PROVIDED DATA

- - - - - - -

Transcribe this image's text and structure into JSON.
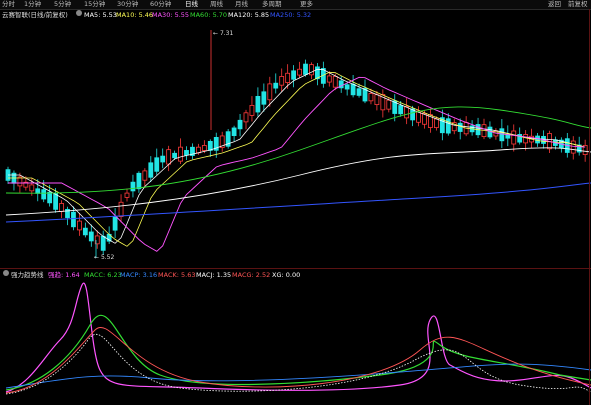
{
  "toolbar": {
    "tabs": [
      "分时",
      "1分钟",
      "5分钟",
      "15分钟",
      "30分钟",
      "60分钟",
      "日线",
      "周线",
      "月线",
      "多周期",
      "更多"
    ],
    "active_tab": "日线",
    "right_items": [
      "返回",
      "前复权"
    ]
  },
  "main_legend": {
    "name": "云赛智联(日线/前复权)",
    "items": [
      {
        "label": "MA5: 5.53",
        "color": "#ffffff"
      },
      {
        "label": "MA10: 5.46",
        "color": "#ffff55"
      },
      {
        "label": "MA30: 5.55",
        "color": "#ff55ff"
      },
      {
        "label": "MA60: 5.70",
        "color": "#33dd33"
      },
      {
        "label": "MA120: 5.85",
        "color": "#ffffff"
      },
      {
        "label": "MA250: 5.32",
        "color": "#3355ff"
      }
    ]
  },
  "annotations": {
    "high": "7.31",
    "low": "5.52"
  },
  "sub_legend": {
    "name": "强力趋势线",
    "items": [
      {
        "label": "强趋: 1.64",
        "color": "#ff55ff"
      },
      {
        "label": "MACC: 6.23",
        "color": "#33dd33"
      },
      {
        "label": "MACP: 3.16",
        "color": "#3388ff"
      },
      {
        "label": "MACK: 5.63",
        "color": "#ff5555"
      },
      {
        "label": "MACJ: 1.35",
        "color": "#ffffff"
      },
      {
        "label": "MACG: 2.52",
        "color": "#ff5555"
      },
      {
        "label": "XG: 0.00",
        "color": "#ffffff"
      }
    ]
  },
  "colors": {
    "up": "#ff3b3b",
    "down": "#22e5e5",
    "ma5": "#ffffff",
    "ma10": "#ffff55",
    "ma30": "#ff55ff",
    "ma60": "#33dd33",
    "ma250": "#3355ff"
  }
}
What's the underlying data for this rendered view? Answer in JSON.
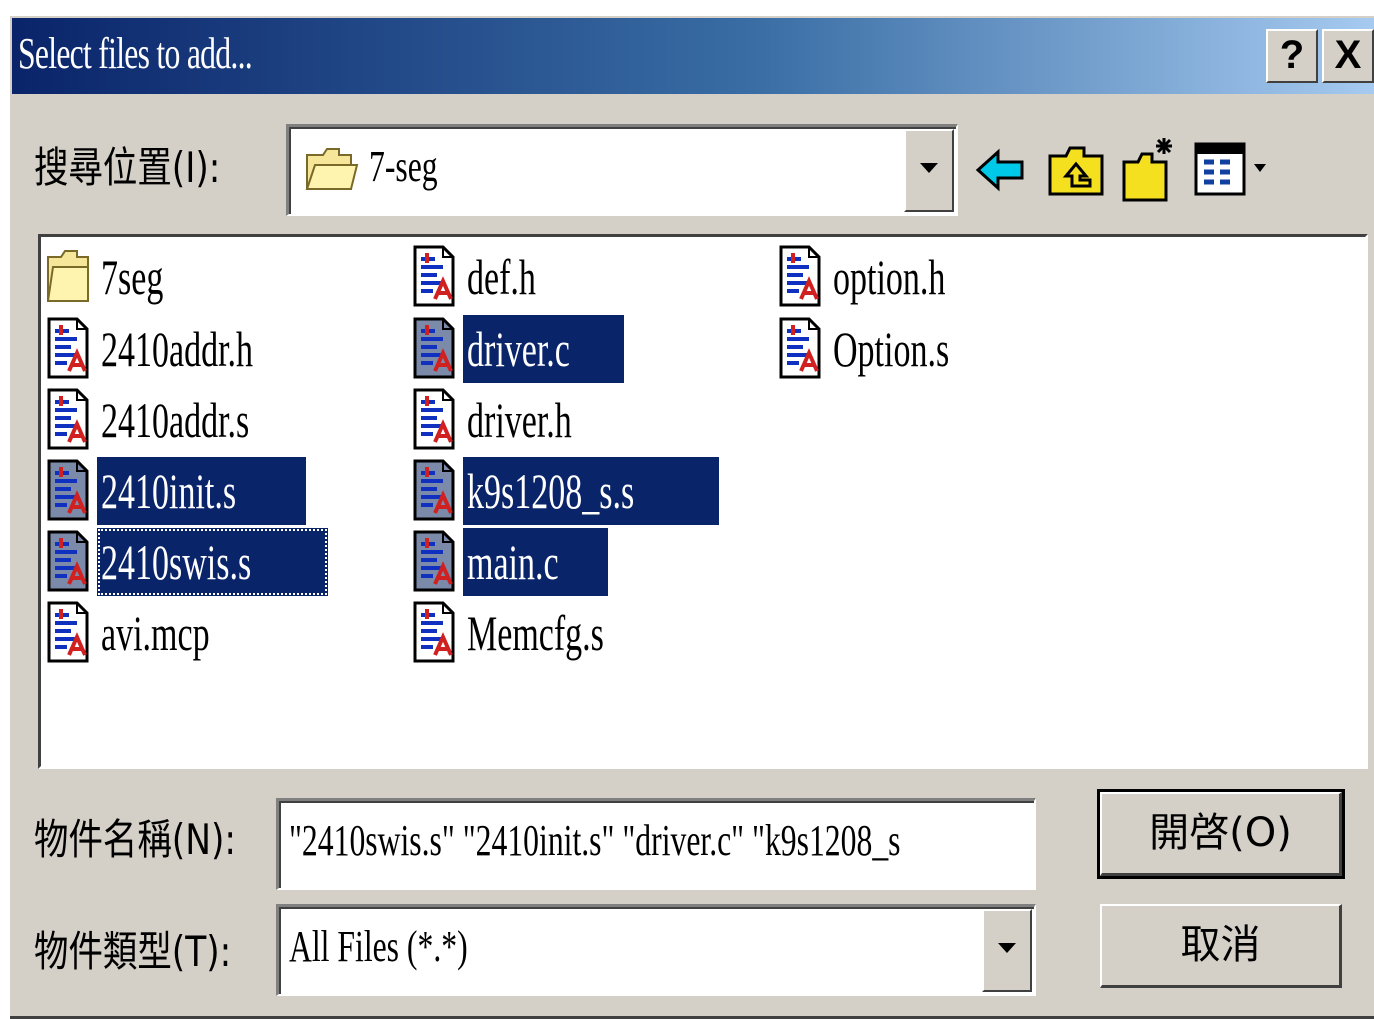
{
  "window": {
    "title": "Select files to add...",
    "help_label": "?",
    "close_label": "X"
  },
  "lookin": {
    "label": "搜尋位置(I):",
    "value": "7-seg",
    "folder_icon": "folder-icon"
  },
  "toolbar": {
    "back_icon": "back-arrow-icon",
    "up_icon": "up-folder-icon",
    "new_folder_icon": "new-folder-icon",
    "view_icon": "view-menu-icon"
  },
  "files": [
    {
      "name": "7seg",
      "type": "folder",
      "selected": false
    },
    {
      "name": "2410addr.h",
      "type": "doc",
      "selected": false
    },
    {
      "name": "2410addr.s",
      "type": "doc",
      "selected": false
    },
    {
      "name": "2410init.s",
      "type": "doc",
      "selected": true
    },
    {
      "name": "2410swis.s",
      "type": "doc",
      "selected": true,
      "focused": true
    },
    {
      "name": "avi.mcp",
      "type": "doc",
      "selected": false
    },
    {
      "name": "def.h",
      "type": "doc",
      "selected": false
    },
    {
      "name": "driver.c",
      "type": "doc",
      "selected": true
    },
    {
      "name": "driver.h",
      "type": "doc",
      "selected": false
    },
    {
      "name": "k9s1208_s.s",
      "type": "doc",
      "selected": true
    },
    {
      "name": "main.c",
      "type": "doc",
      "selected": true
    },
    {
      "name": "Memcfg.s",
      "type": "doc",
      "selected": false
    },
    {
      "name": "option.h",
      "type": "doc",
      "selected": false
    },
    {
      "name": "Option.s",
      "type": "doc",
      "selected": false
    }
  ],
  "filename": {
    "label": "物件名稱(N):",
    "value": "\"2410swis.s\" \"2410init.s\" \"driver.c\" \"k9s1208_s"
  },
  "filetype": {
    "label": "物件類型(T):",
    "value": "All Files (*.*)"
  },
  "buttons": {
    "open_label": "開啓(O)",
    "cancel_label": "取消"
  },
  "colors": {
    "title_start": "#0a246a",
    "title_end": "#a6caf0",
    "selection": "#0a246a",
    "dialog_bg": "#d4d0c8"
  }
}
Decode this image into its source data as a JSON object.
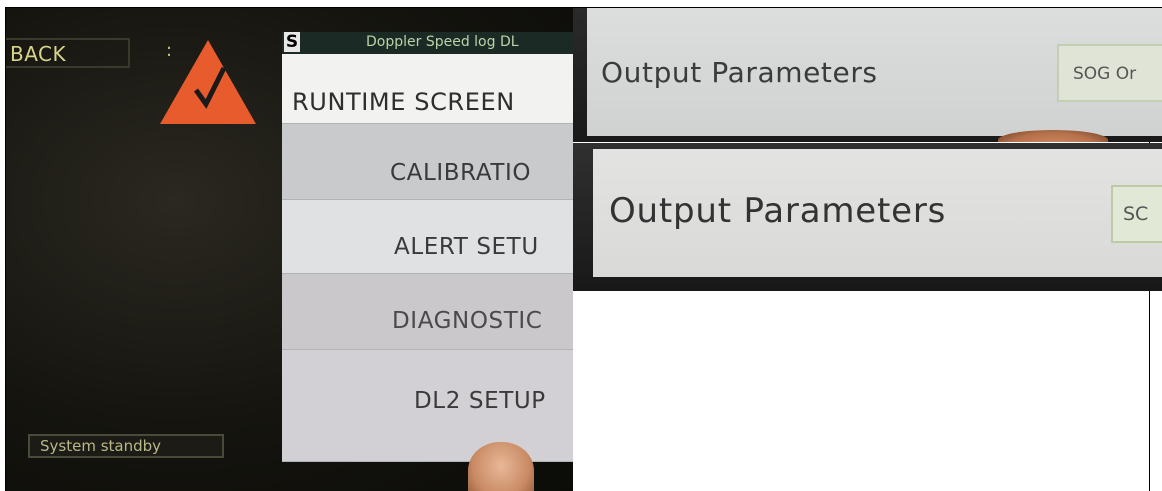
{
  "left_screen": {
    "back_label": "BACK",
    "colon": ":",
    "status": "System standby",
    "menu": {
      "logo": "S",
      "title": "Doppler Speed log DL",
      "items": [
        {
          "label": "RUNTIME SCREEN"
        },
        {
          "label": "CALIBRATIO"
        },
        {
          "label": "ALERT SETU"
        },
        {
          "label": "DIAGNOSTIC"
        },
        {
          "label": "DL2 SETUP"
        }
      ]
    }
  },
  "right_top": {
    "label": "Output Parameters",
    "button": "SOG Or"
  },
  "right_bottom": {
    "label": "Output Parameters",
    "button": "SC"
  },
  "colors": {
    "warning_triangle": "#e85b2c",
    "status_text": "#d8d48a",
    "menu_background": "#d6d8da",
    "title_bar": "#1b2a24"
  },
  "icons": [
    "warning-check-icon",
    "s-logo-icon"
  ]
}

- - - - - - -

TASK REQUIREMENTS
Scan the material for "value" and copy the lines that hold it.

ANSWER SPACE
    "value": "7-seg",
    "value": "\"2410swis.s\" \"2410init.s\" \"driver.c\" \"k9s1208_s"
    "value": "All Files (*.*)"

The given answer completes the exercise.